the game; some environments, like the palace, are well crafted
and aesthetically pleasing to the eye, while others, like the
depths of the Prison of Indubal, are just plan ugly. A lack of
technical errors, like draw in, clipping, pop-up, and unstable
frame rates, weigh in the gameís favor, but with so many
things weighing for and against the game, it all falls somewhere
in the middle, earning Summoner 2 and overall
"ok" in the visual department.
visuals may be a mere "ok", the gameís audio manages
to impress on all fronts. The game has a beautiful soundtrack
reminiscent of what was heard in the film The Cell,
and sound effects are crisp, clear, and varied. The game also
has some surprisingly well done voice work, some of the best
heard on the PS2 in fact. Itís definitely better than what weíve
been hearing come out of Capcom in recent years, and even better
than what Square gave us in the blockbuster Final Fantasy X.
One does have to wonder, though, how the main character managed
to acquire British accent in a fantasy world with no British
isle. Oh well, I guess we can let that one slide.
biggest selling point is its real time, squad based combat. At
the same time, though, it is the gameís biggest weakness.
Combat in the game isnít terrible, but it is trying on your
patients. For starters, encounters are incredibly fatal from the
very beginning of the game. The first "boss" character
fought in the game (encountered all of five minutes after
turning the game on) took a total of eight tries to beat. He has
the ability to kill you with three hits if the first hit knocks
you to the ground.
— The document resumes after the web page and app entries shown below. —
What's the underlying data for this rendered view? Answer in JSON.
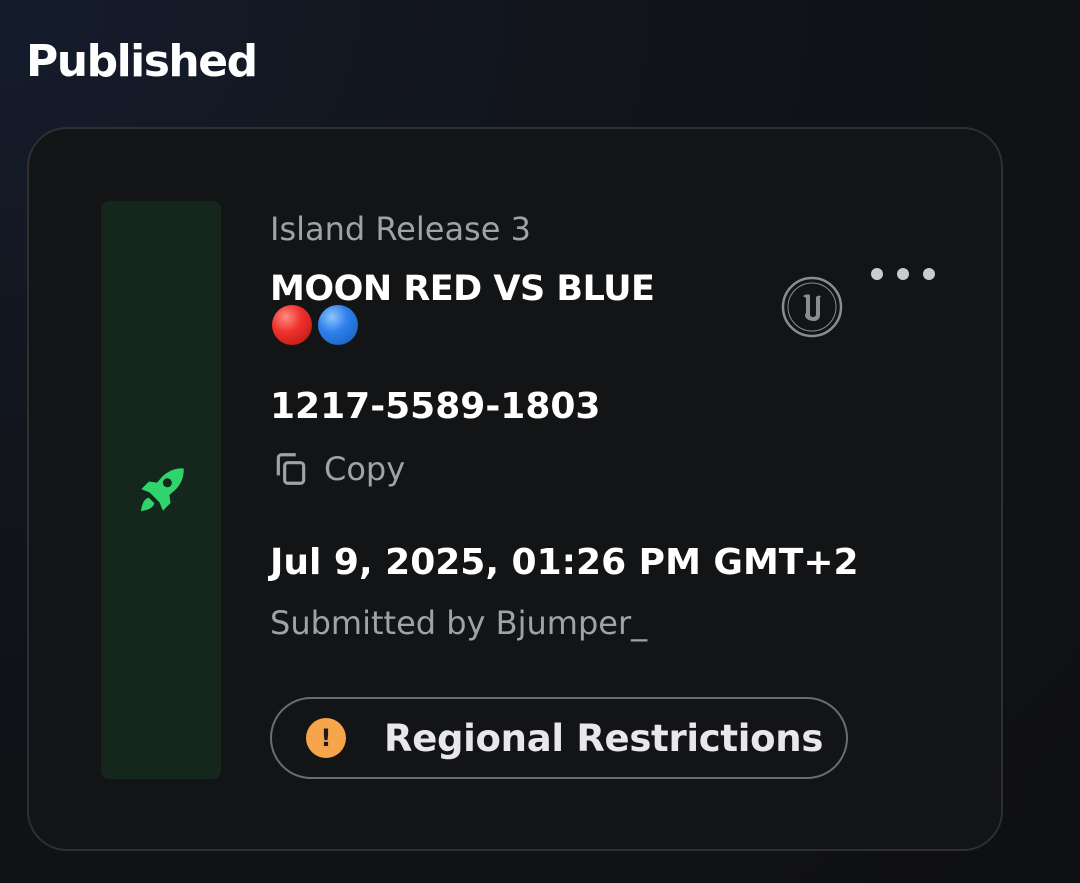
{
  "section": {
    "title": "Published"
  },
  "release": {
    "label": "Island Release 3",
    "title": "MOON RED VS BLUE",
    "emojis": [
      "red-circle",
      "blue-circle"
    ],
    "code": "1217-5589-1803",
    "copy_label": "Copy",
    "date": "Jul 9, 2025, 01:26 PM GMT+2",
    "submitted": "Submitted by Bjumper_",
    "restrictions_label": "Regional Restrictions",
    "warning_glyph": "!"
  },
  "colors": {
    "accent_green": "#2fd46b",
    "thumb_bg": "#15261d",
    "warning": "#f6a54a"
  },
  "icons": {
    "thumbnail": "rocket-icon",
    "copy": "copy-icon",
    "engine": "unreal-engine-icon",
    "menu": "more-horizontal-icon",
    "warning": "warning-icon"
  }
}
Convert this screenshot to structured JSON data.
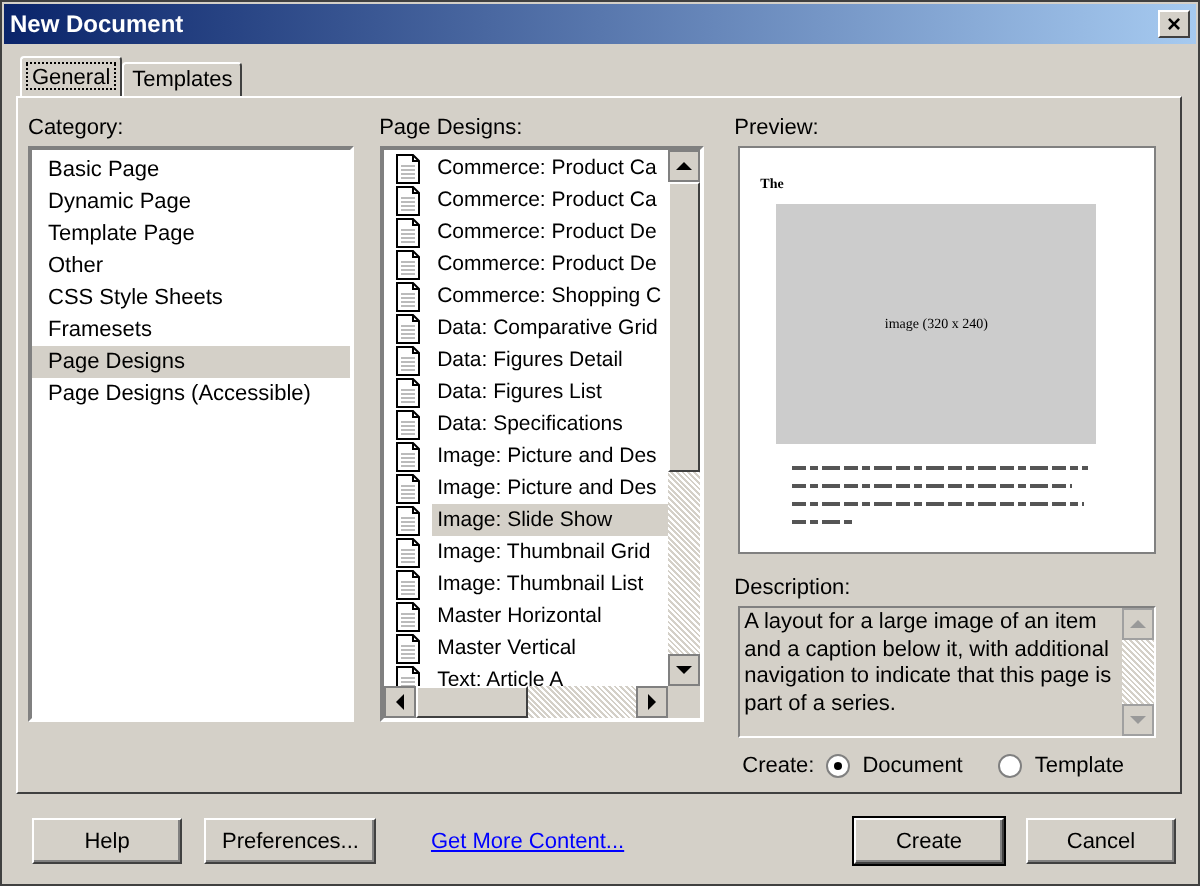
{
  "window": {
    "title": "New Document",
    "close": "×"
  },
  "tabs": [
    {
      "label": "General",
      "selected": true
    },
    {
      "label": "Templates",
      "selected": false
    }
  ],
  "category": {
    "label": "Category:",
    "items": [
      {
        "label": "Basic Page",
        "selected": false
      },
      {
        "label": "Dynamic Page",
        "selected": false
      },
      {
        "label": "Template Page",
        "selected": false
      },
      {
        "label": "Other",
        "selected": false
      },
      {
        "label": "CSS Style Sheets",
        "selected": false
      },
      {
        "label": "Framesets",
        "selected": false
      },
      {
        "label": "Page Designs",
        "selected": true
      },
      {
        "label": "Page Designs (Accessible)",
        "selected": false
      }
    ]
  },
  "page_designs": {
    "label": "Page Designs:",
    "items": [
      {
        "label": "Commerce: Product Ca",
        "selected": false
      },
      {
        "label": "Commerce: Product Ca",
        "selected": false
      },
      {
        "label": "Commerce: Product De",
        "selected": false
      },
      {
        "label": "Commerce: Product De",
        "selected": false
      },
      {
        "label": "Commerce: Shopping C",
        "selected": false
      },
      {
        "label": "Data: Comparative Grid",
        "selected": false
      },
      {
        "label": "Data: Figures Detail",
        "selected": false
      },
      {
        "label": "Data: Figures List",
        "selected": false
      },
      {
        "label": "Data: Specifications",
        "selected": false
      },
      {
        "label": "Image: Picture and Des",
        "selected": false
      },
      {
        "label": "Image: Picture and Des",
        "selected": false
      },
      {
        "label": "Image: Slide Show",
        "selected": true
      },
      {
        "label": "Image: Thumbnail Grid",
        "selected": false
      },
      {
        "label": "Image: Thumbnail List",
        "selected": false
      },
      {
        "label": "Master Horizontal",
        "selected": false
      },
      {
        "label": "Master Vertical",
        "selected": false
      },
      {
        "label": "Text: Article A",
        "selected": false
      }
    ]
  },
  "preview": {
    "label": "Preview:",
    "heading": "The",
    "image_label": "image (320 x 240)"
  },
  "description": {
    "label": "Description:",
    "text": "A layout for a large image of an item and a caption below it, with additional navigation to indicate that this page is part of a series."
  },
  "create": {
    "label": "Create:",
    "options": [
      {
        "label": "Document",
        "selected": true
      },
      {
        "label": "Template",
        "selected": false
      }
    ]
  },
  "buttons": [
    {
      "label": "Help",
      "kind": "button",
      "default": false
    },
    {
      "label": "Preferences...",
      "kind": "button",
      "default": false
    },
    {
      "label": "Get More Content...",
      "kind": "link",
      "default": false
    },
    {
      "label": "Create",
      "kind": "button",
      "default": true
    },
    {
      "label": "Cancel",
      "kind": "button",
      "default": false
    }
  ]
}
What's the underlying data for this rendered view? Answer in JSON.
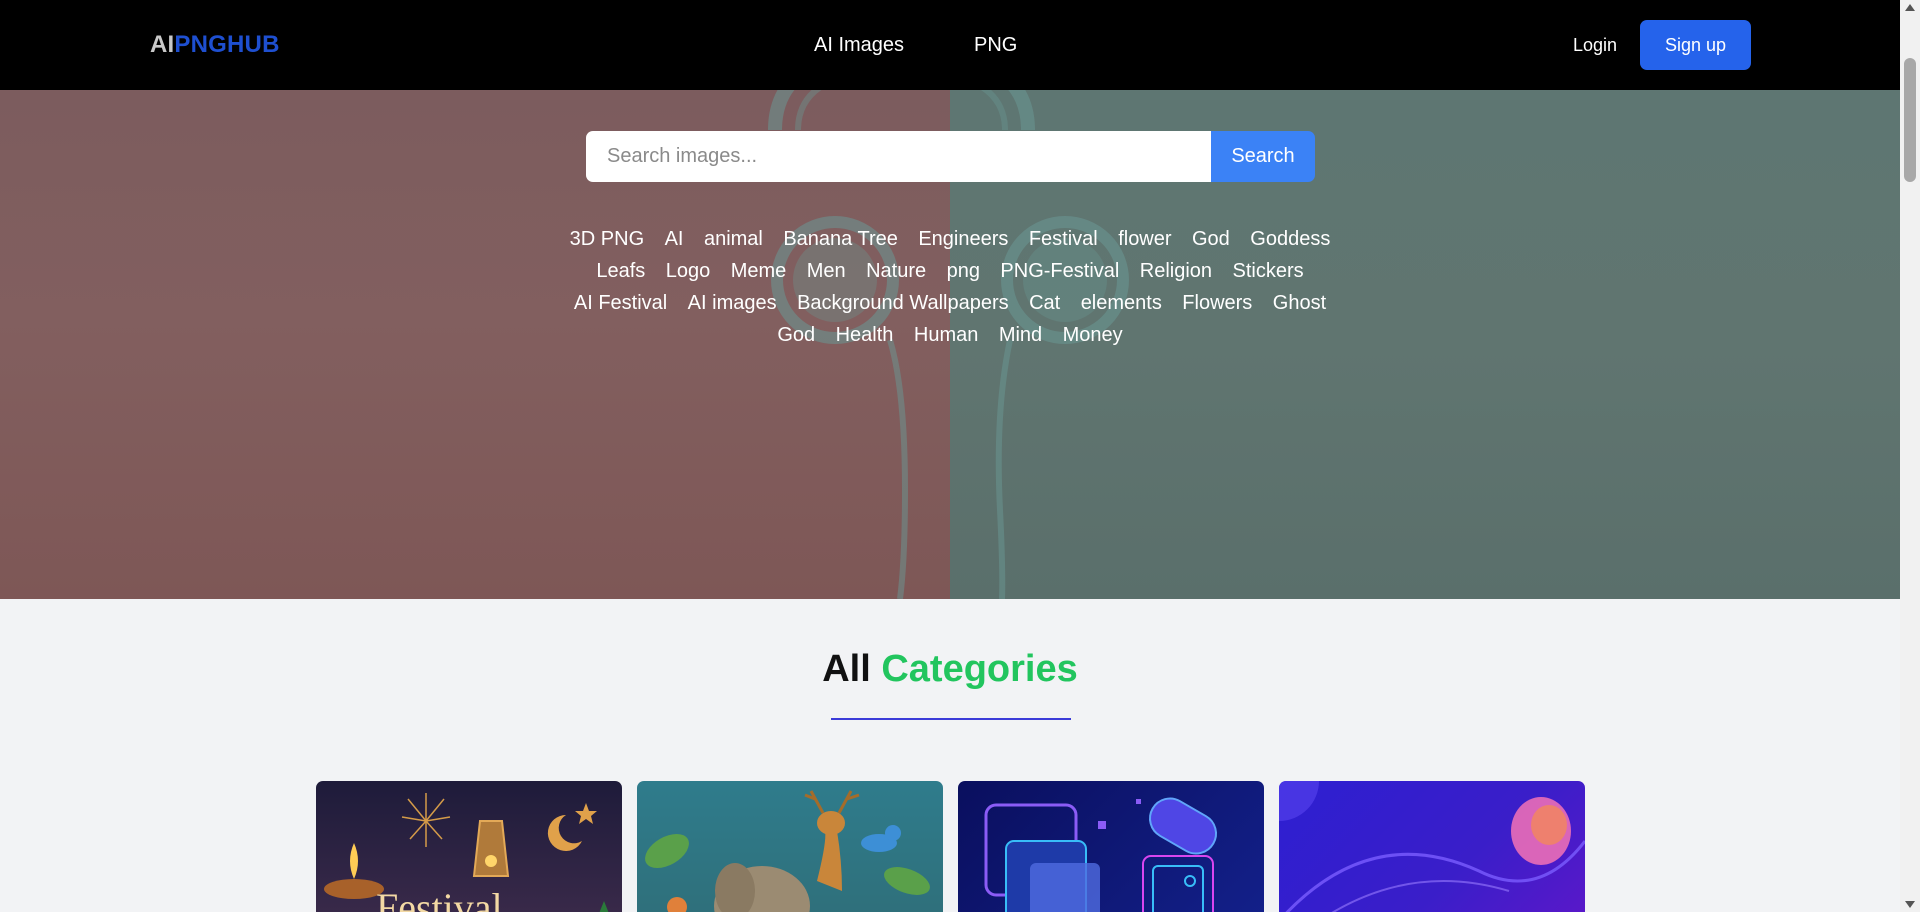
{
  "header": {
    "logo_part1": "AI",
    "logo_part2": "PNGHUB",
    "nav": [
      "AI Images",
      "PNG"
    ],
    "login_label": "Login",
    "signup_label": "Sign up"
  },
  "search": {
    "placeholder": "Search images...",
    "button_label": "Search"
  },
  "tags": [
    "3D PNG",
    "AI",
    "animal",
    "Banana Tree",
    "Engineers",
    "Festival",
    "flower",
    "God",
    "Goddess",
    "Leafs",
    "Logo",
    "Meme",
    "Men",
    "Nature",
    "png",
    "PNG-Festival",
    "Religion",
    "Stickers",
    "AI Festival",
    "AI images",
    "Background Wallpapers",
    "Cat",
    "elements",
    "Flowers",
    "Ghost",
    "God",
    "Health",
    "Human",
    "Mind",
    "Money"
  ],
  "categories": {
    "title_part1": "All",
    "title_part2": "Categories"
  },
  "colors": {
    "brand_blue": "#1e4fd0",
    "signup_blue": "#2563eb",
    "search_blue": "#3b82f6",
    "accent_green": "#22c55e",
    "underline": "#3b3bd8"
  }
}
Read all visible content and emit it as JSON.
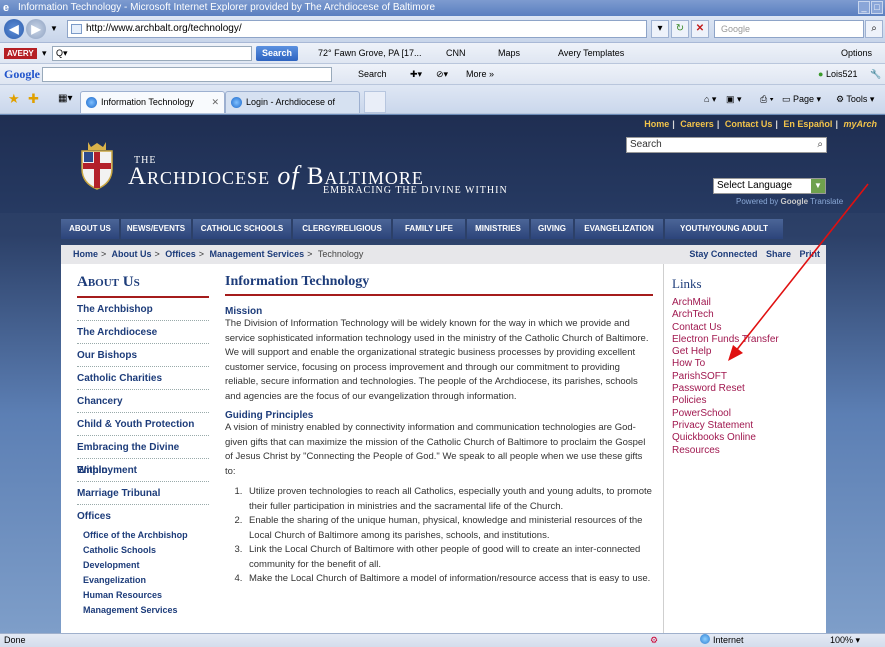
{
  "window": {
    "title": "Information Technology - Microsoft Internet Explorer provided by The Archdiocese of Baltimore"
  },
  "address": {
    "url": "http://www.archbalt.org/technology/",
    "search_placeholder": "Google"
  },
  "toolbar_avery": {
    "brand": "AVERY",
    "search_label": "Search",
    "weather": "72° Fawn Grove, PA [17...",
    "cnn": "CNN",
    "maps": "Maps",
    "templates": "Avery Templates",
    "options": "Options"
  },
  "toolbar_google": {
    "brand": "Google",
    "search_label": "Search",
    "more": "More »",
    "user": "Lois521"
  },
  "tabs": [
    {
      "label": "Information Technology"
    },
    {
      "label": "Login - Archdiocese of Baltim..."
    }
  ],
  "command_bar": {
    "page": "Page",
    "tools": "Tools"
  },
  "site": {
    "toplinks": [
      "Home",
      "Careers",
      "Contact Us",
      "En Español",
      "myArch"
    ],
    "search_placeholder": "Search",
    "language": "Select Language",
    "powered_by": "Powered by",
    "powered_brand": "Google",
    "powered_suffix": "Translate",
    "logo_the": "THE",
    "logo_pre": "Archdiocese",
    "logo_of": "of",
    "logo_post": "Baltimore",
    "tagline": "EMBRACING THE DIVINE WITHIN"
  },
  "nav": [
    "ABOUT US",
    "NEWS/EVENTS",
    "CATHOLIC SCHOOLS",
    "CLERGY/RELIGIOUS",
    "FAMILY LIFE",
    "MINISTRIES",
    "GIVING",
    "EVANGELIZATION",
    "YOUTH/YOUNG ADULT"
  ],
  "breadcrumb": {
    "items": [
      "Home",
      "About Us",
      "Offices",
      "Management Services"
    ],
    "current": "Technology",
    "sep": ">",
    "share": [
      "Stay Connected",
      "Share",
      "Print"
    ]
  },
  "sidebar": {
    "title": "About Us",
    "items": [
      "The Archbishop",
      "The Archdiocese",
      "Our Bishops",
      "Catholic Charities",
      "Chancery",
      "Child & Youth Protection",
      "Embracing the Divine Within",
      "Employment",
      "Marriage Tribunal",
      "Offices"
    ],
    "subitems": [
      "Office of the Archbishop",
      "Catholic Schools",
      "Development",
      "Evangelization",
      "Human Resources",
      "Management Services"
    ]
  },
  "main": {
    "title": "Information Technology",
    "mission_head": "Mission",
    "mission_text": "The Division of Information Technology will be widely known for the way in which we provide and service sophisticated information technology used in the ministry of the Catholic Church of Baltimore. We will support and enable the organizational strategic business processes by providing excellent customer service, focusing on process improvement and through our commitment to providing reliable, secure information and technologies. The people of the Archdiocese, its parishes, schools and agencies are the focus of our evangelization through information.",
    "principles_head": "Guiding Principles",
    "principles_text": "A vision of ministry enabled by connectivity information and communication technologies are God-given gifts that can maximize the mission of the Catholic Church of Baltimore to proclaim the Gospel of Jesus Christ by \"Connecting the People of God.\" We speak to all people when we use these gifts to:",
    "principles": [
      "Utilize proven technologies to reach all Catholics, especially youth and young adults, to promote their fuller participation in ministries and the sacramental life of the Church.",
      "Enable the sharing of the unique human, physical, knowledge and ministerial resources of the Local Church of Baltimore among its parishes, schools, and institutions.",
      "Link the Local Church of Baltimore with other people of good will to create an inter-connected community for the benefit of all.",
      "Make the Local Church of Baltimore a model of information/resource access that is easy to use."
    ]
  },
  "links": {
    "title": "Links",
    "items": [
      "ArchMail",
      "ArchTech",
      "Contact Us",
      "Electron Funds Transfer",
      "Get Help",
      "How To",
      "ParishSOFT",
      "Password Reset",
      "Policies",
      "PowerSchool",
      "Privacy Statement",
      "Quickbooks Online",
      "Resources"
    ]
  },
  "status": {
    "text": "Done",
    "zone": "Internet",
    "zoom": "100%"
  },
  "colors": {
    "accent": "#a51c1c",
    "link": "#a0184f",
    "navy": "#1d3c7a",
    "annotation": "#e01010"
  }
}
This sort of crippling difficultly level
right from the very beginning, a time when most gamers are still
getting acquainted with the user interface and controls, is a
sign of sloppy balancing. If you manage to put up with the game
long enough to beat this guy you will find that although combat
gets easier the more you play the game (and the stronger you and
your party becomes) you can never really rest easy going into a
new area, because most new enemies you encounter have the
ability to wipe out your entire party within seconds of meeting
them. Luckily, though, a save anywhere feature will prevent
needless back tracking after your many, many deaths.
thing that makes combat hard on the old patience is the
incredible stupidity of your party members, compared to the
intelligence of the enemy. When a horde of mindless blobs is
able to create attack formations, heal each other, block, dodge,
and run for cover, but a 300-pound, axe wielding general and a
powerful mage stand idly by while their leader gets killed two
feet away, you know something is wrong with the AI. While Kingdom
Hearts let you completely customize your computer controlled
party members, Summoner 2 forces you to use one of four
settings: Melee, Support, Healer, Caster, and Healer/Caster.
Melee, support, and casters never heal themselves, healers never
aid in the battle, and only two people really do well as
healer/casters. So basically this means youíll be doing a lot
of babysitting during tense battles, switching back and forth
between party members since there is no real autopilot.
Once you get
accustomed to the difficulty and the micromanaging you will find
that the gameplay is rather enjoyable and that the combat,
although not as fun as or as deep as a Dynasty Warriors 3,
is still a welcomed break from turn-based combat. The game
benefits from the absorbing nature of role playing games and the
compulsive urge to always want to see whatís around the next
bend: what new items are to be found, what new characters will
you run into, what will the next location look like, what twists
and turns will the story bring, etc. Once this takes hold of
you, you will definitely be hook into Summoner 2 until it
ends. Sure, at times the gameplay and visuals align in such a
way that it almost feels like your playing a Playstation 1 game,
but even then the game is still enjoyable enough to keep you
twists to the typical RPG formula.
combat is a break from turn-based boring, non-sense.
music, sound effects, and voice work.
- Insane level
- Visuals are a
- Party member
AI is just terrible.
If you are
open to a role-playing game that is different from the rest of the
pack, and you have a high tolerance for death-induced frustration
and so-so visuals, Summoner 2 is a game that will keep you
satisfied until completion.